** SOURCE DATA follows **
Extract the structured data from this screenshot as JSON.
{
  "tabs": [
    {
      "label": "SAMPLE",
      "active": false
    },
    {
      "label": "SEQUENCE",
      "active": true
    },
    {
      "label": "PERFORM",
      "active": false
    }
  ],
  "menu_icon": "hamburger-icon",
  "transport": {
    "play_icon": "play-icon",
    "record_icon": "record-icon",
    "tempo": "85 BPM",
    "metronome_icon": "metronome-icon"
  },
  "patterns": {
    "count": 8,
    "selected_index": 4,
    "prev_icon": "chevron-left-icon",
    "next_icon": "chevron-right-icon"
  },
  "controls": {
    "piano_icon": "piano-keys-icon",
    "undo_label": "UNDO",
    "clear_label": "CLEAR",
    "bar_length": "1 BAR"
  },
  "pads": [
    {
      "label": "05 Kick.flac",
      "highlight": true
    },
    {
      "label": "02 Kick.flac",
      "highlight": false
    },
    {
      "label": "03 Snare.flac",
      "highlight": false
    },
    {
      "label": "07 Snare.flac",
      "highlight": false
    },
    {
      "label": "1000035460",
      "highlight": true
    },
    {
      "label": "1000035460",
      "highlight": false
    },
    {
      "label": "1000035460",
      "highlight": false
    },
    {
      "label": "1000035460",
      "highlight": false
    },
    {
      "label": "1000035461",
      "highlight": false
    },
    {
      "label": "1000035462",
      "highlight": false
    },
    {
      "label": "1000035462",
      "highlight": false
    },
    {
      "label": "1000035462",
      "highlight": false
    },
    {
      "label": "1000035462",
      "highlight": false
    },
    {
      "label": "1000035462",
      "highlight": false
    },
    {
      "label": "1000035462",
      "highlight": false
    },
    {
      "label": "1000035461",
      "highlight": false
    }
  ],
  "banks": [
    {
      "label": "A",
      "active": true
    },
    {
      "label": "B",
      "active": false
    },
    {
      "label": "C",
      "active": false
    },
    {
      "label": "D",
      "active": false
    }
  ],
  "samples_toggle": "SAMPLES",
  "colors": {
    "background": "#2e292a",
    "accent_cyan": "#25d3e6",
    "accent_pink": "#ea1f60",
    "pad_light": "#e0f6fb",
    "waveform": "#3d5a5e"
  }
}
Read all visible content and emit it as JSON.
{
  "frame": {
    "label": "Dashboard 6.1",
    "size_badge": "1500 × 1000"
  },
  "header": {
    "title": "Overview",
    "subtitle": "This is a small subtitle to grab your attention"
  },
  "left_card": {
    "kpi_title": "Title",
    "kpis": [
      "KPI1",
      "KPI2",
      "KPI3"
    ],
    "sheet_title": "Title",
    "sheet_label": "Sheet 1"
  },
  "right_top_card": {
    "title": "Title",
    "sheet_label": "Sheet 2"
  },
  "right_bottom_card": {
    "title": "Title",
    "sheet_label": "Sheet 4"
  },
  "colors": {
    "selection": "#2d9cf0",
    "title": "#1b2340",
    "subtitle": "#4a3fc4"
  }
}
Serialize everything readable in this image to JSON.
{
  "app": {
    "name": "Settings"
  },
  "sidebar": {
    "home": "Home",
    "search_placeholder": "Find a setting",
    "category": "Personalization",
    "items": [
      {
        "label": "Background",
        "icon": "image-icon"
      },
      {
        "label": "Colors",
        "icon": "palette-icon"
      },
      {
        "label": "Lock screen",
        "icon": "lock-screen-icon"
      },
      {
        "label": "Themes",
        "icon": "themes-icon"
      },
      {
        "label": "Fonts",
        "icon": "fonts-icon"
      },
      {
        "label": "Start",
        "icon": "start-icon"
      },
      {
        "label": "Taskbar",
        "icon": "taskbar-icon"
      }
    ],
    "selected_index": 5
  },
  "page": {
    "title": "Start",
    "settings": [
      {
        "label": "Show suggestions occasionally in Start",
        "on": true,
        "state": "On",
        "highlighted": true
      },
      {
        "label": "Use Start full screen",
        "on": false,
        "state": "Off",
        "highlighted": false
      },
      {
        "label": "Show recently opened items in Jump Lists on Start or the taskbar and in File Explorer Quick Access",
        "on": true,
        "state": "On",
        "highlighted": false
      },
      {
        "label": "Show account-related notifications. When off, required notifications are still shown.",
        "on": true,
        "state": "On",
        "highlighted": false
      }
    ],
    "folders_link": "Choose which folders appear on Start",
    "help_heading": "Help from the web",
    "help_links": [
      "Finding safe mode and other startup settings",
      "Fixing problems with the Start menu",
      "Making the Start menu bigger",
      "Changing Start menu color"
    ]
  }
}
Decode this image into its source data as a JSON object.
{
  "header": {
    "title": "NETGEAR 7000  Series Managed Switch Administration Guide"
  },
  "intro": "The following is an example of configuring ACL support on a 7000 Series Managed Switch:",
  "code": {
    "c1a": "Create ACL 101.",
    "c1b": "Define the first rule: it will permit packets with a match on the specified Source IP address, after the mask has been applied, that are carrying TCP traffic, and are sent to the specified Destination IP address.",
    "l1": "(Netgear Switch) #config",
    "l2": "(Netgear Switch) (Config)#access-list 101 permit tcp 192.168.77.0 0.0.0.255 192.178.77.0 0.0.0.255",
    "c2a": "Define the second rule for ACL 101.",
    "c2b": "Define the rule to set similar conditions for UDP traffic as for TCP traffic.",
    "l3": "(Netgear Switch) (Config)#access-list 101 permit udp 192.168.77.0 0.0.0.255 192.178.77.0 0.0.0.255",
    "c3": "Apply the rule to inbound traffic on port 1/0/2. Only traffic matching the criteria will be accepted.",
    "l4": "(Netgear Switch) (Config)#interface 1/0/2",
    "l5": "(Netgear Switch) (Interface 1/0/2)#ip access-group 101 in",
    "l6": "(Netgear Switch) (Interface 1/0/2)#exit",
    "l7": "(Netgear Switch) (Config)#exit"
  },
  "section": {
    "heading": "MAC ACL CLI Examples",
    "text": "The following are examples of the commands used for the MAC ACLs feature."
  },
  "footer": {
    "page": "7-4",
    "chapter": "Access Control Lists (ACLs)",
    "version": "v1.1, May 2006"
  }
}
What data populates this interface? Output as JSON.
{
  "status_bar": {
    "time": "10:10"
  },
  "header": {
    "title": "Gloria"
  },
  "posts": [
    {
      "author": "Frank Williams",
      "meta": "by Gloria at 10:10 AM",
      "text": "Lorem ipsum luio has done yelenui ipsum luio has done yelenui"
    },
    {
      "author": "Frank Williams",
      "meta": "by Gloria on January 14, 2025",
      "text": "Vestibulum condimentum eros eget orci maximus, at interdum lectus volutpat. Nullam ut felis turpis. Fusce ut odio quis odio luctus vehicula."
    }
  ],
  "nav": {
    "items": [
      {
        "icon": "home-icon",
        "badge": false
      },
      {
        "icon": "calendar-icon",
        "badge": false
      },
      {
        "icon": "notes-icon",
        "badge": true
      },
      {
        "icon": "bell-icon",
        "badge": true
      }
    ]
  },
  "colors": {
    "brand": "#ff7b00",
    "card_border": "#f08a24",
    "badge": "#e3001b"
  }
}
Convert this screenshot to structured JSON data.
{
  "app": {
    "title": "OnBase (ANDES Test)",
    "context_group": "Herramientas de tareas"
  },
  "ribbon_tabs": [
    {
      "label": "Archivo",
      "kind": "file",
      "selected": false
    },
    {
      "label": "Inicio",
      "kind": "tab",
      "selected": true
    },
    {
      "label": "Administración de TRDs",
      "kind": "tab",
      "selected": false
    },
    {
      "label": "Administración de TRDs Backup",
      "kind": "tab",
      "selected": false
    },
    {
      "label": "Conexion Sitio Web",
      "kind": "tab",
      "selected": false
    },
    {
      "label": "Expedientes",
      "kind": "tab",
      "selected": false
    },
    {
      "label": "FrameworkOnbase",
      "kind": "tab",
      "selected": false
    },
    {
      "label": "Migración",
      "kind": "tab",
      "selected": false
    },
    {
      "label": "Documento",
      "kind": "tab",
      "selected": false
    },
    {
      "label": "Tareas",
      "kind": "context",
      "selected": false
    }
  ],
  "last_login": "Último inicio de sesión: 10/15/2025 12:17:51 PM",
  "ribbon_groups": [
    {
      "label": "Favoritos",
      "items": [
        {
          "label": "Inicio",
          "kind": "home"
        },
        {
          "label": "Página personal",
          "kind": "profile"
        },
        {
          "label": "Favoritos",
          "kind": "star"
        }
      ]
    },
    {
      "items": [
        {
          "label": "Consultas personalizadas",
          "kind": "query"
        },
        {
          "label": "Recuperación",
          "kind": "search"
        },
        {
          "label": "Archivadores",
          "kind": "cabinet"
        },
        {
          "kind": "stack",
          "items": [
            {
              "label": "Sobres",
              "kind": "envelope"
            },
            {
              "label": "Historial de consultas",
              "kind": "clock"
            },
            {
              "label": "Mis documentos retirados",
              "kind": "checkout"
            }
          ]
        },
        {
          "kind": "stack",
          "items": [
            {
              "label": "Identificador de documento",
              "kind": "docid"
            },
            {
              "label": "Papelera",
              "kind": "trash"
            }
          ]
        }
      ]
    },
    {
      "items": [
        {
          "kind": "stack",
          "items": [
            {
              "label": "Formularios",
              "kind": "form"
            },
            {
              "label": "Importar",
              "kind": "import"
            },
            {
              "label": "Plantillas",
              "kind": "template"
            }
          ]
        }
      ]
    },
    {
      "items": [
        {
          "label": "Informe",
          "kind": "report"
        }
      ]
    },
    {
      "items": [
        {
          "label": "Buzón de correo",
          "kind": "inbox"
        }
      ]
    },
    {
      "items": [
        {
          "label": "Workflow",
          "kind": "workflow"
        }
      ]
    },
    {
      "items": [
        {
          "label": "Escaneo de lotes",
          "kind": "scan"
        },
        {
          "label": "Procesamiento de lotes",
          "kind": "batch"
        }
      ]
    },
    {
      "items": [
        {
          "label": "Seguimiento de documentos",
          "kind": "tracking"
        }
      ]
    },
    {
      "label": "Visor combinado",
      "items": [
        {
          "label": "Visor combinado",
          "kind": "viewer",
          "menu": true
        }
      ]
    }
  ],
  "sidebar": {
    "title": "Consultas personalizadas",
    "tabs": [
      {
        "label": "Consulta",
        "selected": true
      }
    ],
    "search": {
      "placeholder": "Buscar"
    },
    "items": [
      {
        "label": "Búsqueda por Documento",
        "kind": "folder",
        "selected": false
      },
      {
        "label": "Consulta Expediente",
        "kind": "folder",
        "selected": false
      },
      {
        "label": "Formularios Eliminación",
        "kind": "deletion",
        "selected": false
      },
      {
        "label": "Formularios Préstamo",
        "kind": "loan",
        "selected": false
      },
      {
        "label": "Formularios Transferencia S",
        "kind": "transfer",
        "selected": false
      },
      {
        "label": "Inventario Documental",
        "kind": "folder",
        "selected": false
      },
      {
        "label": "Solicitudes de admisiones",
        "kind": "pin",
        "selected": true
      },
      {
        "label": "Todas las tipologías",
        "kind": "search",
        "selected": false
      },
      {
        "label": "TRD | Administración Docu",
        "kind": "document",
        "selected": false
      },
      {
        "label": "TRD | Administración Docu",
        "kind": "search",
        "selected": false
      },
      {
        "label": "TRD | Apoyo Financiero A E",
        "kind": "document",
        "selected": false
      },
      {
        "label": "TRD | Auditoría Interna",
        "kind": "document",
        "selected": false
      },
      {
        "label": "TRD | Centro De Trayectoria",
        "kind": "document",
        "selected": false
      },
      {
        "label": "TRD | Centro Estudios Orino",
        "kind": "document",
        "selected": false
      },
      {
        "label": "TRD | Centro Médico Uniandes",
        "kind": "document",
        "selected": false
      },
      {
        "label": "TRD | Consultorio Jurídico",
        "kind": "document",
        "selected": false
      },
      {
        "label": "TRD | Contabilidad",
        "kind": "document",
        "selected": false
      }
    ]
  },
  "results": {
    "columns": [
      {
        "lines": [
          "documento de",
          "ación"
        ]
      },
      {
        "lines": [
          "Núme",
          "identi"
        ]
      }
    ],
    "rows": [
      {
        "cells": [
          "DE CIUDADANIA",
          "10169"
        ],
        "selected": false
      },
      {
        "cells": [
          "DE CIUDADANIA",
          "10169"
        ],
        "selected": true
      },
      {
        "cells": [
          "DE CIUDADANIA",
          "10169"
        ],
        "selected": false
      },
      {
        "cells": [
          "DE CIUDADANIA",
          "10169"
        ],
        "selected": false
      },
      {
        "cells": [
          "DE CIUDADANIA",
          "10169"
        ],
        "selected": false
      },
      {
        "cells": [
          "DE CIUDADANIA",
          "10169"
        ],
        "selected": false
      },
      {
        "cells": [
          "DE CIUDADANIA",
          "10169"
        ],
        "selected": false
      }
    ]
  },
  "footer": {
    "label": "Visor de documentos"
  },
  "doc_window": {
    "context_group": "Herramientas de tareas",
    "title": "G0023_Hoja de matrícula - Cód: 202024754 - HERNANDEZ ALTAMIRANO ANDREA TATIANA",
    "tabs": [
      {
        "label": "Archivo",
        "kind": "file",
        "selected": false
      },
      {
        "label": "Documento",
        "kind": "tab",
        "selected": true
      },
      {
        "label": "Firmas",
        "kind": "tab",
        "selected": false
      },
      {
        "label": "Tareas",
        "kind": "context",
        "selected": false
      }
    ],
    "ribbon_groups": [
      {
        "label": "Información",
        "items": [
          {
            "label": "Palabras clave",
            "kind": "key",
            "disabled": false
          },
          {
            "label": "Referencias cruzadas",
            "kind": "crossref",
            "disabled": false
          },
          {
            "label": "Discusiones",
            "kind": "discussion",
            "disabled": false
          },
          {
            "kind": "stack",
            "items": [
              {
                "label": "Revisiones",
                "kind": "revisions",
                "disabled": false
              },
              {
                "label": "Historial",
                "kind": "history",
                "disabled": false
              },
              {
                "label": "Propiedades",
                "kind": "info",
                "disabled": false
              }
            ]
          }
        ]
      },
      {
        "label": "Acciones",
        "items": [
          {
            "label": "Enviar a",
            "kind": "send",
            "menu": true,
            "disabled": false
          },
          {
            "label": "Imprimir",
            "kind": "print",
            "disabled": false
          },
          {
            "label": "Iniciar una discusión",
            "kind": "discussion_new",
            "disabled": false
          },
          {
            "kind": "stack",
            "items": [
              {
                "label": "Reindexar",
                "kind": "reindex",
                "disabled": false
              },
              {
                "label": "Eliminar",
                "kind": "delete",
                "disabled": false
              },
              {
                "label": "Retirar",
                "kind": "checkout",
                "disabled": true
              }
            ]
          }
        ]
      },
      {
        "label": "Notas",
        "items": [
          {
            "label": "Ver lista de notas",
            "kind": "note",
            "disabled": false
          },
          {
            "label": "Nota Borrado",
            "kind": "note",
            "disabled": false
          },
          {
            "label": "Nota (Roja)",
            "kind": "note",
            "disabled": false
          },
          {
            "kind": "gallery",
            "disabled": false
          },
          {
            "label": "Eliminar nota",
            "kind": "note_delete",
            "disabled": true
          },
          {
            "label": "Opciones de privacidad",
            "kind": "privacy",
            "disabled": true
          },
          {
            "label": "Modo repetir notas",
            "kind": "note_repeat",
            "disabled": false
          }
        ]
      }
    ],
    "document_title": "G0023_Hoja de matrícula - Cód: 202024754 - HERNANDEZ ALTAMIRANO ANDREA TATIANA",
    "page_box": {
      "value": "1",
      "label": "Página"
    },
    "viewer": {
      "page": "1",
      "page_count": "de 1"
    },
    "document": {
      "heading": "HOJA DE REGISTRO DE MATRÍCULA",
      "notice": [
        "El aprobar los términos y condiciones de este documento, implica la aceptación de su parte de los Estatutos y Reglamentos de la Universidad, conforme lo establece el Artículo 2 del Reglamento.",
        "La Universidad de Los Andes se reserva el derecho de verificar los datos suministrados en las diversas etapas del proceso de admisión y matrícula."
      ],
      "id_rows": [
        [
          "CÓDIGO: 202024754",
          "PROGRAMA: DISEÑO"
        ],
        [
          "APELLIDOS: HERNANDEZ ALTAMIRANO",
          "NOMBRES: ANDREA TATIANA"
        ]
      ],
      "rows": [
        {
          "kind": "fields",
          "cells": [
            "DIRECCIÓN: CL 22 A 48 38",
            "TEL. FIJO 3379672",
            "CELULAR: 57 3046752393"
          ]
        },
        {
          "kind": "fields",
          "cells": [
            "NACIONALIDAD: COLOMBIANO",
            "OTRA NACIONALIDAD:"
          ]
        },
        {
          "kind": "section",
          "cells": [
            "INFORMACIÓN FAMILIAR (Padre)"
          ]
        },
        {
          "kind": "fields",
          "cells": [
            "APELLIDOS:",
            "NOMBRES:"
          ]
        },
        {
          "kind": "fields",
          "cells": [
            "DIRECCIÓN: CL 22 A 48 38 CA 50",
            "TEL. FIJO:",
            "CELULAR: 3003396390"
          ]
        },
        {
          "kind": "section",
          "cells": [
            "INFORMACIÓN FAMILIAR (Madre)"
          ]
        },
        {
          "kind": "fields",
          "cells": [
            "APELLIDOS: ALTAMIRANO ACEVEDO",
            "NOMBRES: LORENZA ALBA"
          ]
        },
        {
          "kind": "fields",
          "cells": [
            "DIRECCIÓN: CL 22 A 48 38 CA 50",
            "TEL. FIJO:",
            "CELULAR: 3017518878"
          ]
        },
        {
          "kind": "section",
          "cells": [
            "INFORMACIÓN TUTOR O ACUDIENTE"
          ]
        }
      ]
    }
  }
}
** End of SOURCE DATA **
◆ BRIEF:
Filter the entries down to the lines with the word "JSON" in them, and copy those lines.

◆ RESPONSE AREA:
Extract the structured data from this screenshot as JSON.
Read all visible content and emit it as JSON.
Serialize everything readable in this image to JSON.
Decode this image into its source data as a JSON object.
What data populates this interface? Output as JSON.
Convert this screenshot to structured JSON data.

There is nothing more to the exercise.